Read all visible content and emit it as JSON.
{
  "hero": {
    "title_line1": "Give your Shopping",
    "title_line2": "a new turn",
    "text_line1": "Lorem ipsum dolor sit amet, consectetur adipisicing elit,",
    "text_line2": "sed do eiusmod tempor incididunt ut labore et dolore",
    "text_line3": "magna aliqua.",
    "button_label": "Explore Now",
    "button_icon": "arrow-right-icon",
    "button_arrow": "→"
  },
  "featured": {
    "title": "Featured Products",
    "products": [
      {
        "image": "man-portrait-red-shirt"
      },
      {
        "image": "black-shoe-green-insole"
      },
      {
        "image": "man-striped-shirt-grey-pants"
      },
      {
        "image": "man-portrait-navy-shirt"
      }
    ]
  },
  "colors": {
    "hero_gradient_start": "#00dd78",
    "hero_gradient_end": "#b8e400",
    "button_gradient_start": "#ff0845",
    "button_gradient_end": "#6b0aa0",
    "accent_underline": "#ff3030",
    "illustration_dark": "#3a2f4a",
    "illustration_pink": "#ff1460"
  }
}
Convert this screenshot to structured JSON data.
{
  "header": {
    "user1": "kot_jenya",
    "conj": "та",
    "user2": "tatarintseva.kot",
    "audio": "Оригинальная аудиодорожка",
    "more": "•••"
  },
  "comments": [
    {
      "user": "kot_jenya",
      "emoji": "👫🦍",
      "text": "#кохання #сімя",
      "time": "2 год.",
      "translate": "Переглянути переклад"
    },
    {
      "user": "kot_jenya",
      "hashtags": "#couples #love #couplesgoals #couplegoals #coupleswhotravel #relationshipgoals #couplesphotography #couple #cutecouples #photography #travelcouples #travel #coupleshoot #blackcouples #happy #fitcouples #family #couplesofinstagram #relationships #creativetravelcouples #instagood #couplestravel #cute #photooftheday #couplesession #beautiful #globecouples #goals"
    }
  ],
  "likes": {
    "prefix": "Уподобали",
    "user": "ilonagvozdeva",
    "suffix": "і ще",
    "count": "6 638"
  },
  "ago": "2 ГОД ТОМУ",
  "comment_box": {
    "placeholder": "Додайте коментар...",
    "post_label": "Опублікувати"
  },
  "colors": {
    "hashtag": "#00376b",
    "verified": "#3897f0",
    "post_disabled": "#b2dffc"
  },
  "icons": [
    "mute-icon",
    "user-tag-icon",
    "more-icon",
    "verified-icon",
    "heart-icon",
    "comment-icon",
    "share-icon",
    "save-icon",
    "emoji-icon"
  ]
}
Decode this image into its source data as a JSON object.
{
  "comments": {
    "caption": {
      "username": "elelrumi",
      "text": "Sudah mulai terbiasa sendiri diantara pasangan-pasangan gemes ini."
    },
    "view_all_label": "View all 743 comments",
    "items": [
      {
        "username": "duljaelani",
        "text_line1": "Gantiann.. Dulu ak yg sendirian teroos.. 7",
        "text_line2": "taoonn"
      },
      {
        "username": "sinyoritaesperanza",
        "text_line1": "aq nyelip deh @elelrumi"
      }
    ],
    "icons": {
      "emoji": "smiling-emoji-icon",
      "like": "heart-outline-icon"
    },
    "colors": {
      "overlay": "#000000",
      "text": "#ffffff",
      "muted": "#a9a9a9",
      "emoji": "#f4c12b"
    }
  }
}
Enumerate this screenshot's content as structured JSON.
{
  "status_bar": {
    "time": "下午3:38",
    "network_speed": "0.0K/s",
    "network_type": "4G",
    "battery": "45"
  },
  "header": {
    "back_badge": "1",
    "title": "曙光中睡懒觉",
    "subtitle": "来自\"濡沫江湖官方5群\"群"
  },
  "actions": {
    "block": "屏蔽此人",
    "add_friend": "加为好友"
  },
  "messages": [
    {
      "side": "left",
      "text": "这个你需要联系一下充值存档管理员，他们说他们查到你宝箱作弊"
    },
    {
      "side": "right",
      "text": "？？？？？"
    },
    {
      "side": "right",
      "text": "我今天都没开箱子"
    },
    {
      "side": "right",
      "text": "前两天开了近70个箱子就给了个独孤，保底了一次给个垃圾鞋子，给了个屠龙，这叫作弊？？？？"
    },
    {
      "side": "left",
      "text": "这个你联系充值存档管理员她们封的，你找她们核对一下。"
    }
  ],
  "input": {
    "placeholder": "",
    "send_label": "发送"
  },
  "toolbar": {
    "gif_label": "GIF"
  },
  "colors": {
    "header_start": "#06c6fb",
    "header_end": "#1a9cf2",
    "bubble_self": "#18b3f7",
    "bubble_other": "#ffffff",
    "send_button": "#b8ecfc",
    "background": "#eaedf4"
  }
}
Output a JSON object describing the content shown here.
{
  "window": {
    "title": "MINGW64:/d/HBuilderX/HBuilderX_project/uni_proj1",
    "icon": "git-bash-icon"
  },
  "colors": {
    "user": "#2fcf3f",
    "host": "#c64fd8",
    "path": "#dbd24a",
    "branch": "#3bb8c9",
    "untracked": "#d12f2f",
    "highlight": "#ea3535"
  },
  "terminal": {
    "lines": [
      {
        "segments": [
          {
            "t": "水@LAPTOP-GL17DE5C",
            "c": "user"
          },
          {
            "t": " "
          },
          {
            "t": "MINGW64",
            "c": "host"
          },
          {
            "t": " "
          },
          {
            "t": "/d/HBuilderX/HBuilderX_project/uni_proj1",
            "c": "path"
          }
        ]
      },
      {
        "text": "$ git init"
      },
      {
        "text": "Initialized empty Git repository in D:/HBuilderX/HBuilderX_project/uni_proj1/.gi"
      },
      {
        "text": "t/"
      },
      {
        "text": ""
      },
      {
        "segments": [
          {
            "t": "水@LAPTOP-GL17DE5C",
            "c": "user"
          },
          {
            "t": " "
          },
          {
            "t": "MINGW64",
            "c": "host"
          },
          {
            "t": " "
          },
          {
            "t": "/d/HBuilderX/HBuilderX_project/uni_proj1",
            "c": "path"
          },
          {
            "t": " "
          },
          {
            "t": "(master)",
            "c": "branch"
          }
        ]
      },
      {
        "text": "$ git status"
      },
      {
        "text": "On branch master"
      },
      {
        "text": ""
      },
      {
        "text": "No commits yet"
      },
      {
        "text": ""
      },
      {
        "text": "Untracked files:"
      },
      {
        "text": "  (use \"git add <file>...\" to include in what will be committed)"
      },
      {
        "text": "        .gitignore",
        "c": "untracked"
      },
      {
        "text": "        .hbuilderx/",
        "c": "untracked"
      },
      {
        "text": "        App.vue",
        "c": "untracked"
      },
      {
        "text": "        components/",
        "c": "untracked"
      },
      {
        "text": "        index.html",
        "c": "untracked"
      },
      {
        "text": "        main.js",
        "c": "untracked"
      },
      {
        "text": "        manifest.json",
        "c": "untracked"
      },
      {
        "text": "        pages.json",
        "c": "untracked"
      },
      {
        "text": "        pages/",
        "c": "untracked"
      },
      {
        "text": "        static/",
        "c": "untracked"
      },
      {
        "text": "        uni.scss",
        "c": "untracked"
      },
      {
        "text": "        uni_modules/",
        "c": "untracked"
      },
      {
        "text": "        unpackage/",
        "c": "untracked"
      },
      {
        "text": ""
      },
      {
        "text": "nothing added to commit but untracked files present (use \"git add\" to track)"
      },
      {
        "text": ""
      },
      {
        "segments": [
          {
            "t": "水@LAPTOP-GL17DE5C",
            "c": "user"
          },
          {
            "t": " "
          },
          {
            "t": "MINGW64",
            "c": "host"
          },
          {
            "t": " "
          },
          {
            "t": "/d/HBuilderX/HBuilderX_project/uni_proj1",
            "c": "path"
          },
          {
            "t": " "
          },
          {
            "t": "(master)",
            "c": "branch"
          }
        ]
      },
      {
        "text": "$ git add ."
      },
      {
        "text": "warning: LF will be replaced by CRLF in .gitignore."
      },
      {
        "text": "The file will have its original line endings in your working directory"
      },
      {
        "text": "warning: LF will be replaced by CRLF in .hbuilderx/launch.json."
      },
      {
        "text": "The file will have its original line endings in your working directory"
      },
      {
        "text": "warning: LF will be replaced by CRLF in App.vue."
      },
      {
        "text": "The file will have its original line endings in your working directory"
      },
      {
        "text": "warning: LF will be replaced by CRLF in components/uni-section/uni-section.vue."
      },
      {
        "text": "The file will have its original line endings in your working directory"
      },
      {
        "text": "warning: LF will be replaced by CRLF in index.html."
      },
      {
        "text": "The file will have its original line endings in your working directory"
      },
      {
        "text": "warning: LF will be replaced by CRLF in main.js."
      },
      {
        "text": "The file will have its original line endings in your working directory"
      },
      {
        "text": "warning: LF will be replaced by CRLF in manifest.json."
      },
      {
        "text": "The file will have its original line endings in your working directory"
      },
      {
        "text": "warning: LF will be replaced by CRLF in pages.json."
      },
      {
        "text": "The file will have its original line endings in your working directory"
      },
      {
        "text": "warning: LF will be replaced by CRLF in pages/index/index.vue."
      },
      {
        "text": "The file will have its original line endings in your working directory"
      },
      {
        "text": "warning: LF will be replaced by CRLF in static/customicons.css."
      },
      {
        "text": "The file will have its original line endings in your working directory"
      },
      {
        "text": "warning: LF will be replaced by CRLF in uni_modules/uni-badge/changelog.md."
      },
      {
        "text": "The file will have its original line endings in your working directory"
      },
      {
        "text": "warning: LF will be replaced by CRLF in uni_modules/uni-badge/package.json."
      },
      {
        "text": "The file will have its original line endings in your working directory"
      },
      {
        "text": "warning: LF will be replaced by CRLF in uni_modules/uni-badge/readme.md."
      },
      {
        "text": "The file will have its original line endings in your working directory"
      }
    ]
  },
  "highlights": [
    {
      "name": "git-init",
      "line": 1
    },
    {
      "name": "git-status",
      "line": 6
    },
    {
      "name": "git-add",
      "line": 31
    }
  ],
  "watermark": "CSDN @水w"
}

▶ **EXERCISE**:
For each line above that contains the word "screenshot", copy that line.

▶ **RESPONSE BOX**:
Convert this screenshot to structured JSON data.
Enumerate this screenshot's content as structured JSON.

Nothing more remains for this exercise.